    • If you still see nothing, restart the program. Quit Eyelink, check the cable connections on the tracker in the bore, then click the square button at the top left of the desktop screen to launch Eyelink again.
  • If everything seems set up correctly, but you notice a green "D" and green crosshairs (instead of white) during calibration:
    • The eyetracker thinks it is detecting the left eye. We usually track the right eye because that is where the camera is typically and stably positioned--over where the right eye is visible through the coil.
    • To switch eyes, return to the main menu where you have the thresholding controls for pupil and CR. Look near the bottom of the screen--there are buttons for left and right eye in the "Eye Tracked" window. Click the "Right" button.
    • Now click the pupil to direct Eyelink to the area you know it should focus on. The participant view window may flash light blue and refuse to keep the yellow box centered around the pupil. If this happens, it means the CR thresholding is way off (likely due to the left/right confusion). Increase or decrease it until it starts to look sensible again and allows you to focus the yellow box around the pupil. Now adjust the pupil thresholding as usual and try calibration again.
  • If the Eyelink computer is alerting you to a filename error, check the ID you are using to identify your participant on your task laptop (or whichever computer you have connected to the Eyelink system). Make sure it is at most 8 characters long.

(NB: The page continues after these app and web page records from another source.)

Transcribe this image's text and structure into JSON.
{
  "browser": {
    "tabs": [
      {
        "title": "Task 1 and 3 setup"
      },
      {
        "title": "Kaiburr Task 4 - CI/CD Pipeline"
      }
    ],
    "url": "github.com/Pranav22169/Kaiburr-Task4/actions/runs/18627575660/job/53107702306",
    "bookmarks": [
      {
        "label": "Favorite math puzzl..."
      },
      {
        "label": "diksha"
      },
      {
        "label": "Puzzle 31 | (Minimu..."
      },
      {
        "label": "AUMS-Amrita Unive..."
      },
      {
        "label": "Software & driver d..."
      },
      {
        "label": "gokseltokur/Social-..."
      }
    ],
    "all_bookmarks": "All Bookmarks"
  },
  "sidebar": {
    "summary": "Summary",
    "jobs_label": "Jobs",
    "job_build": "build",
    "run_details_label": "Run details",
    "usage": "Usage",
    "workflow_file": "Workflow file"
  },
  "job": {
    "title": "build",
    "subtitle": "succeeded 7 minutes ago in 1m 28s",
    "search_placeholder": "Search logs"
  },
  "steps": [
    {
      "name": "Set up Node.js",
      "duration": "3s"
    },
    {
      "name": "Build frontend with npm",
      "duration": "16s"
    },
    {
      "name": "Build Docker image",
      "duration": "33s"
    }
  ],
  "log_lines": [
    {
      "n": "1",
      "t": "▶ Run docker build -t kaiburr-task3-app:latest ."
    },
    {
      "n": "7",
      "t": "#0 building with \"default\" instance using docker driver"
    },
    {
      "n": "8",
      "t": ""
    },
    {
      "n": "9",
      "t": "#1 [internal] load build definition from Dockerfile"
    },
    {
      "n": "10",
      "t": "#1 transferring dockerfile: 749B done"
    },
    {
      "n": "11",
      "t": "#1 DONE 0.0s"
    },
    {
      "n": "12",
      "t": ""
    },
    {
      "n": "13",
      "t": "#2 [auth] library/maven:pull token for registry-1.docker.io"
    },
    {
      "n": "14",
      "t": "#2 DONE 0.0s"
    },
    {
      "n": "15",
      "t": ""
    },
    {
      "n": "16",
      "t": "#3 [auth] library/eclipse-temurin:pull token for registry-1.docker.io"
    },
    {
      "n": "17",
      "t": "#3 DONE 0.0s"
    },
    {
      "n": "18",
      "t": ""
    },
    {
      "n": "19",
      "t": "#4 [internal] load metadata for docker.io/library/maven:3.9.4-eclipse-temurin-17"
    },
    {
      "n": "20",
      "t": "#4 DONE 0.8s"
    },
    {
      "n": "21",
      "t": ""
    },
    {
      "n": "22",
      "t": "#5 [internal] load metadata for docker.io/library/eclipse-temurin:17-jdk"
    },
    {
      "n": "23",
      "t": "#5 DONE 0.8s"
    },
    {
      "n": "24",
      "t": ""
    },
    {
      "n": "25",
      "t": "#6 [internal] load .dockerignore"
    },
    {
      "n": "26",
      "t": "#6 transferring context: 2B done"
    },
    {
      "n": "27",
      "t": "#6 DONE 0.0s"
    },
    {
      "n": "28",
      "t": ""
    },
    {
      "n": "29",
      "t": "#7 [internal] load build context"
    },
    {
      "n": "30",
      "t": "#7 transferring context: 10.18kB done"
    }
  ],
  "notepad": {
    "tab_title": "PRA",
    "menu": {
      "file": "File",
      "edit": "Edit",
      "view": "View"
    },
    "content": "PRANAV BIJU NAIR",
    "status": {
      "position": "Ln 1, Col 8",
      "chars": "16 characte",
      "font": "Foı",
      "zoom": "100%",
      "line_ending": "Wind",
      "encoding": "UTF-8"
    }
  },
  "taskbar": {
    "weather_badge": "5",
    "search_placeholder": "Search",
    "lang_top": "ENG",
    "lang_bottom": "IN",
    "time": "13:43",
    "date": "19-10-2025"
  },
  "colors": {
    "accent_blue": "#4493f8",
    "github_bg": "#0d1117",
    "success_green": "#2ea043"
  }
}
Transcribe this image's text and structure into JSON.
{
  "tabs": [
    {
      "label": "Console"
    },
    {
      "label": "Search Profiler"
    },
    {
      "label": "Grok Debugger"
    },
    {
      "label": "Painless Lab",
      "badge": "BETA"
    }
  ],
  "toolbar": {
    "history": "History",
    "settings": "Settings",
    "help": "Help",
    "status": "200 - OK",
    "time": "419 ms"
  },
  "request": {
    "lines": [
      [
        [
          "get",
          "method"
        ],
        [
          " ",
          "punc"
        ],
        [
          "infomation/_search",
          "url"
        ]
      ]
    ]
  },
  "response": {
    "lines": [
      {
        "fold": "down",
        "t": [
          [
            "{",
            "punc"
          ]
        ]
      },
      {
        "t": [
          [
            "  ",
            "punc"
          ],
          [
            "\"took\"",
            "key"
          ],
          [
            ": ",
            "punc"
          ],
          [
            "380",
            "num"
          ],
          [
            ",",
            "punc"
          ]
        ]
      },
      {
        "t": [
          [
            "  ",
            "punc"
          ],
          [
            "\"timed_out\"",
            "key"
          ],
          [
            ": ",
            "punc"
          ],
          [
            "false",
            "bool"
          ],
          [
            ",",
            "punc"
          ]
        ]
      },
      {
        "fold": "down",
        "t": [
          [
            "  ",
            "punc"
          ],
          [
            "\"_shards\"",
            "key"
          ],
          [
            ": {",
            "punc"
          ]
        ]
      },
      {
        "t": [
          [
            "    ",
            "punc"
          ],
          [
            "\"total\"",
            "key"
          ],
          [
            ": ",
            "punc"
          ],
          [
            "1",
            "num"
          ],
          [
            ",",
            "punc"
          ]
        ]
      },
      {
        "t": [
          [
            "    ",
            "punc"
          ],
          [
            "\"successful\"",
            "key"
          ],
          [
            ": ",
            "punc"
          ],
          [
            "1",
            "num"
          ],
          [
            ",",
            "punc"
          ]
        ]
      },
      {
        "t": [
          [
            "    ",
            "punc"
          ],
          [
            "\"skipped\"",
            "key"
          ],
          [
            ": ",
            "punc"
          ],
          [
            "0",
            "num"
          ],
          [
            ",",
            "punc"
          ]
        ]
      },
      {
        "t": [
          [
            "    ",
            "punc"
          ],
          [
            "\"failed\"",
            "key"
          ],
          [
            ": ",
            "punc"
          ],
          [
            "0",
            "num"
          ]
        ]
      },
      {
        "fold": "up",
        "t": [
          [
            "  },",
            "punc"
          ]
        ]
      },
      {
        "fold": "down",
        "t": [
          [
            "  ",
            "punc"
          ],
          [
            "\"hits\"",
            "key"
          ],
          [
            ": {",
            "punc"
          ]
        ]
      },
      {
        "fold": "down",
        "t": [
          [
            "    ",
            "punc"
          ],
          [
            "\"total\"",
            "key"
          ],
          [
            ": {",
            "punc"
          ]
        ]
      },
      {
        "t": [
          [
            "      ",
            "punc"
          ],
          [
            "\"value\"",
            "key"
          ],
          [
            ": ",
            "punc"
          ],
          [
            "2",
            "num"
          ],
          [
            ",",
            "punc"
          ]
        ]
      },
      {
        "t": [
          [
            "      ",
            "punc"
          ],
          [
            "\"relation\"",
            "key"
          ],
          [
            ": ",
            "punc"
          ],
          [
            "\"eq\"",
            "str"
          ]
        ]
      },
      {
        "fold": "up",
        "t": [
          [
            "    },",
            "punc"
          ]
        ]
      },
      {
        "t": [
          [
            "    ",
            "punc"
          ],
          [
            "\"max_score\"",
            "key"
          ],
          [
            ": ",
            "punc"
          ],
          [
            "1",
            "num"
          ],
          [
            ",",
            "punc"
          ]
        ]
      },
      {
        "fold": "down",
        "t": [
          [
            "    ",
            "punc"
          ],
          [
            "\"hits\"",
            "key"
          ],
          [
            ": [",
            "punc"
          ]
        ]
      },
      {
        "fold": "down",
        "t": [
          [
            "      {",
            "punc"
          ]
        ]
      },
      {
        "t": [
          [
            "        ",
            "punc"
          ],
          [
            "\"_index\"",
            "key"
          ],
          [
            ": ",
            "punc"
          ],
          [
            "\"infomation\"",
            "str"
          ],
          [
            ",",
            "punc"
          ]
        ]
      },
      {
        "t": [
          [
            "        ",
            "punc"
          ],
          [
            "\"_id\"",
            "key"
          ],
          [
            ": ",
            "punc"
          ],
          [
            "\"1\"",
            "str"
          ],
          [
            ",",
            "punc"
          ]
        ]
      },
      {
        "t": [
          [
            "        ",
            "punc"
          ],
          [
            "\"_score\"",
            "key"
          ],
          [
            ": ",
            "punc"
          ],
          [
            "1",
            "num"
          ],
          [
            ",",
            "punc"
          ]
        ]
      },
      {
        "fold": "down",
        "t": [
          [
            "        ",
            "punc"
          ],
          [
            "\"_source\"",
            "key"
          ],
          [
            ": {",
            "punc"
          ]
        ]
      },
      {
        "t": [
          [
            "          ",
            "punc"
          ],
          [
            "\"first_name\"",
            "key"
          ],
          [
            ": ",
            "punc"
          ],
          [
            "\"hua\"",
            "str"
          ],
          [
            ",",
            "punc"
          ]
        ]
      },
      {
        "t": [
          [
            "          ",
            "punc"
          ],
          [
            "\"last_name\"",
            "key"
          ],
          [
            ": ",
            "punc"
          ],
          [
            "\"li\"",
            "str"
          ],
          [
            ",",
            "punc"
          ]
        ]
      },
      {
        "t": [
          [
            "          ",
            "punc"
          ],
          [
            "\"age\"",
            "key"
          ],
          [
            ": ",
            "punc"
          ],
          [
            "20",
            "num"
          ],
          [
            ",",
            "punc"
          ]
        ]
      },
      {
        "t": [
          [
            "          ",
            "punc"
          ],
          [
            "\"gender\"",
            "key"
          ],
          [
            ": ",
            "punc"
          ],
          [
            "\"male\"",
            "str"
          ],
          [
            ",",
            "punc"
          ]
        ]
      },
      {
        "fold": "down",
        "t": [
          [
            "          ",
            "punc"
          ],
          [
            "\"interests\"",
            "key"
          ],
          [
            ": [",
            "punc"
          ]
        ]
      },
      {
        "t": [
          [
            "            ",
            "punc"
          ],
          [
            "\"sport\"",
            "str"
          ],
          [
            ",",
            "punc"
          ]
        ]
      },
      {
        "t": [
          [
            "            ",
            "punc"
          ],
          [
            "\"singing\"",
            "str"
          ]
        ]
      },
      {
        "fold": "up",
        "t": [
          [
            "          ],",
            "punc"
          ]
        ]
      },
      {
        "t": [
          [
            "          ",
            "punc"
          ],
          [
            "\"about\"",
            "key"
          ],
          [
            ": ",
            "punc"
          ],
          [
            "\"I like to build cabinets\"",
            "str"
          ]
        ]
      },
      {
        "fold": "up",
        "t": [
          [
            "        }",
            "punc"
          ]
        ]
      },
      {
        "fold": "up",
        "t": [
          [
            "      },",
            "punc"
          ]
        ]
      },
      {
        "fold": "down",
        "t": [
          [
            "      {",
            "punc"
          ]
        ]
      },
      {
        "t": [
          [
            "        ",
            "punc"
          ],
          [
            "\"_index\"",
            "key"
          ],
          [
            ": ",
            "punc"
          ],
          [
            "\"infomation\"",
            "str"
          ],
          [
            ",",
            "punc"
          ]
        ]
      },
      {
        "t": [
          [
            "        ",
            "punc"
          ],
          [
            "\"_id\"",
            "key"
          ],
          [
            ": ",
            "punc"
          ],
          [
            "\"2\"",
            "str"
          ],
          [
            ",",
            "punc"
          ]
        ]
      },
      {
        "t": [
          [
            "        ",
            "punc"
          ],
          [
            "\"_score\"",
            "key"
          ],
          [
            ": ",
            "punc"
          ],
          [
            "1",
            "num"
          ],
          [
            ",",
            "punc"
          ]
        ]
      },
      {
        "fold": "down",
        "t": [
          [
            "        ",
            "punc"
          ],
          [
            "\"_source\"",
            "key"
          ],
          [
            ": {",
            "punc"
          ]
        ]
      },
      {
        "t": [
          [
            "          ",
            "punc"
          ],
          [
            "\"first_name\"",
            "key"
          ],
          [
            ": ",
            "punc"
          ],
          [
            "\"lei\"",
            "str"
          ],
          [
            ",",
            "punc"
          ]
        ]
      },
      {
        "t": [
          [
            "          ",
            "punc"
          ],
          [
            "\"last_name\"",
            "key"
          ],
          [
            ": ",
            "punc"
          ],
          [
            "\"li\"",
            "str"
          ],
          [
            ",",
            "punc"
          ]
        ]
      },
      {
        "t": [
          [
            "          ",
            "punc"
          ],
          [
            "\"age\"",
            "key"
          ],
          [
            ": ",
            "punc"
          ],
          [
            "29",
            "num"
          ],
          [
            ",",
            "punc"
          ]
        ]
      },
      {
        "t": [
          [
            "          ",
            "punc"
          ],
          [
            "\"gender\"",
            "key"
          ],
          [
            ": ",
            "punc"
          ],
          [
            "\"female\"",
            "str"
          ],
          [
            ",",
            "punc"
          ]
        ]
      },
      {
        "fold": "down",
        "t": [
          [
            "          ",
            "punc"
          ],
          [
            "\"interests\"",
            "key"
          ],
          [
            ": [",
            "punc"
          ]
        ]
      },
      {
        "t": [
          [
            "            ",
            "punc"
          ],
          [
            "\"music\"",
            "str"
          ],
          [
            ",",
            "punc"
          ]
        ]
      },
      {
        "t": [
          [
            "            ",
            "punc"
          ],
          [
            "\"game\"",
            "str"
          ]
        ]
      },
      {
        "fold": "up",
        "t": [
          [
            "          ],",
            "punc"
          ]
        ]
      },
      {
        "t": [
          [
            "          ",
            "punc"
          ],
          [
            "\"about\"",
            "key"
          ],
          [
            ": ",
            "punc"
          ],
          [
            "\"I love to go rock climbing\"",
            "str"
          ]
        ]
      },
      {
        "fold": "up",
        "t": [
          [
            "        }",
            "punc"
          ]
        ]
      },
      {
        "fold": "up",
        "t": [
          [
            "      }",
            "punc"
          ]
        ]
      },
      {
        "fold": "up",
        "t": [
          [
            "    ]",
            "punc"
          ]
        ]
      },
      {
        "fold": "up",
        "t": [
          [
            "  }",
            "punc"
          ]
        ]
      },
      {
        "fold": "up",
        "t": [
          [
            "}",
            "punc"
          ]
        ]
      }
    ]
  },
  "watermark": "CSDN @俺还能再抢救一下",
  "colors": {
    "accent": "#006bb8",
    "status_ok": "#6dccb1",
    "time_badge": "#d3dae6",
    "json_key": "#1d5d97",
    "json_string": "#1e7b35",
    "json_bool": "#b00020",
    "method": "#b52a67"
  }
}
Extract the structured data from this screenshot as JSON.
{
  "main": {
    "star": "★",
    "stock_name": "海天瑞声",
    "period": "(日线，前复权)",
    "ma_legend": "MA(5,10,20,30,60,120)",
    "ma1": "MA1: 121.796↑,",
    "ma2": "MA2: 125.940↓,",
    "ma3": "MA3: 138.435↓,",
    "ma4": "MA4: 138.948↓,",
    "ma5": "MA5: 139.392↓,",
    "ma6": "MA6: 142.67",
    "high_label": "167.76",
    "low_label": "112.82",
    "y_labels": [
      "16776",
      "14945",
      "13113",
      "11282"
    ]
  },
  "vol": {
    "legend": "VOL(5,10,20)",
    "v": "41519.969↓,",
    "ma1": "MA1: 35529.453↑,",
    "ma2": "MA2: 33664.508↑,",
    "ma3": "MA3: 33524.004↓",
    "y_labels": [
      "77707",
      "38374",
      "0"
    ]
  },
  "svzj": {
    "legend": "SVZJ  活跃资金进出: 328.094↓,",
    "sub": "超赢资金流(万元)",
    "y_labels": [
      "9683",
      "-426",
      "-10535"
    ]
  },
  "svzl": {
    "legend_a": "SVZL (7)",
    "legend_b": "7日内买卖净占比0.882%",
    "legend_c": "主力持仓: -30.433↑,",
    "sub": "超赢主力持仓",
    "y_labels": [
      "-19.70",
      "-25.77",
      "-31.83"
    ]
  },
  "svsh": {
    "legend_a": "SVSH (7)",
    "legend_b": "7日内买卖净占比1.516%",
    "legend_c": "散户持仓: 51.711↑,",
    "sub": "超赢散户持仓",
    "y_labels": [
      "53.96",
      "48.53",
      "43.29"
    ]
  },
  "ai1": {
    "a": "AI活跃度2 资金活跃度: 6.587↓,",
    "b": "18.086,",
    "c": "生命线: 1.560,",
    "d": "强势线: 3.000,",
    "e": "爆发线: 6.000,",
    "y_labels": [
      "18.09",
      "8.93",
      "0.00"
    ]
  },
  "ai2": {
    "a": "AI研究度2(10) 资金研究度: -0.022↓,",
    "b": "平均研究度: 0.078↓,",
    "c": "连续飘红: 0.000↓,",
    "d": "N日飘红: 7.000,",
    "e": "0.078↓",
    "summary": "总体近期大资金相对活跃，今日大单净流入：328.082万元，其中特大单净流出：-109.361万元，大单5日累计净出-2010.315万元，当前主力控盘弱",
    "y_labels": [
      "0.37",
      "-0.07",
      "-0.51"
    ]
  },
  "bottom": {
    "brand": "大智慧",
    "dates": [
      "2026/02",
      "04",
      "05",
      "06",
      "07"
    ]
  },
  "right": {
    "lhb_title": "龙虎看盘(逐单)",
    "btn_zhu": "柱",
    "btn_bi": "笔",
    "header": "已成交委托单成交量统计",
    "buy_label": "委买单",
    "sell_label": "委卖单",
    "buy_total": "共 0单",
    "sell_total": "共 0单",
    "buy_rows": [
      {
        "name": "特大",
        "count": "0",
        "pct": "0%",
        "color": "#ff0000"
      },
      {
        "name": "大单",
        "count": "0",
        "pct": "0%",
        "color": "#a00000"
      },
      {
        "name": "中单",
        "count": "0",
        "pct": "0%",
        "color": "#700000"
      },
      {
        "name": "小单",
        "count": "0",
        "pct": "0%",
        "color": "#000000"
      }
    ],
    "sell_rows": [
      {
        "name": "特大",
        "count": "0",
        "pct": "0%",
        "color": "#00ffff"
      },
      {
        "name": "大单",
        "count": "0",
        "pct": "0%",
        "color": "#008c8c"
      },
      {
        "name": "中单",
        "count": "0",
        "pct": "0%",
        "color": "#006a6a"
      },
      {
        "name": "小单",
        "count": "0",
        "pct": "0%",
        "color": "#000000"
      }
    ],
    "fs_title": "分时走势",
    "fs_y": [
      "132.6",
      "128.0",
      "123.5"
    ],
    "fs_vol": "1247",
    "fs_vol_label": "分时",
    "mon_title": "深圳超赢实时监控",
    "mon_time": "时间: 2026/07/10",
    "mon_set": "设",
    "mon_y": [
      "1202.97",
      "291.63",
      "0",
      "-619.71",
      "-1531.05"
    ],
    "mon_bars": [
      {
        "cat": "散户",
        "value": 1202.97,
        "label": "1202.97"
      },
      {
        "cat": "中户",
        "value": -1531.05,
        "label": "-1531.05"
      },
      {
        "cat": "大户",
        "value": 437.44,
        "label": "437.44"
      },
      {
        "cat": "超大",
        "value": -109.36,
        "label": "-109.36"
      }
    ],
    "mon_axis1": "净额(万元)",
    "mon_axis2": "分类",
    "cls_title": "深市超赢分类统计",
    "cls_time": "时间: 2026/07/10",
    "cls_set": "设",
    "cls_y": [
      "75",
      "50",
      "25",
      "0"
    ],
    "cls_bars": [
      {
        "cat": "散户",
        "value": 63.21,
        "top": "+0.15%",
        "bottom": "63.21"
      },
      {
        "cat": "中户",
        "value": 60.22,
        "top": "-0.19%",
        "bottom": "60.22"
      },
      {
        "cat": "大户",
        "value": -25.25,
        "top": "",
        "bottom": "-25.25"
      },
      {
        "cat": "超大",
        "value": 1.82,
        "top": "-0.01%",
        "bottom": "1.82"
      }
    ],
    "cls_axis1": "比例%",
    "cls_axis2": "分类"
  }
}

    • Eyelink runs on an old DOS system, which limits filenames to 8 characters or less. You can still register the participant on the console using whatever naming convention you'd like, but any string that will end up being used by Eyelink to save files will need to adhere to the character limit.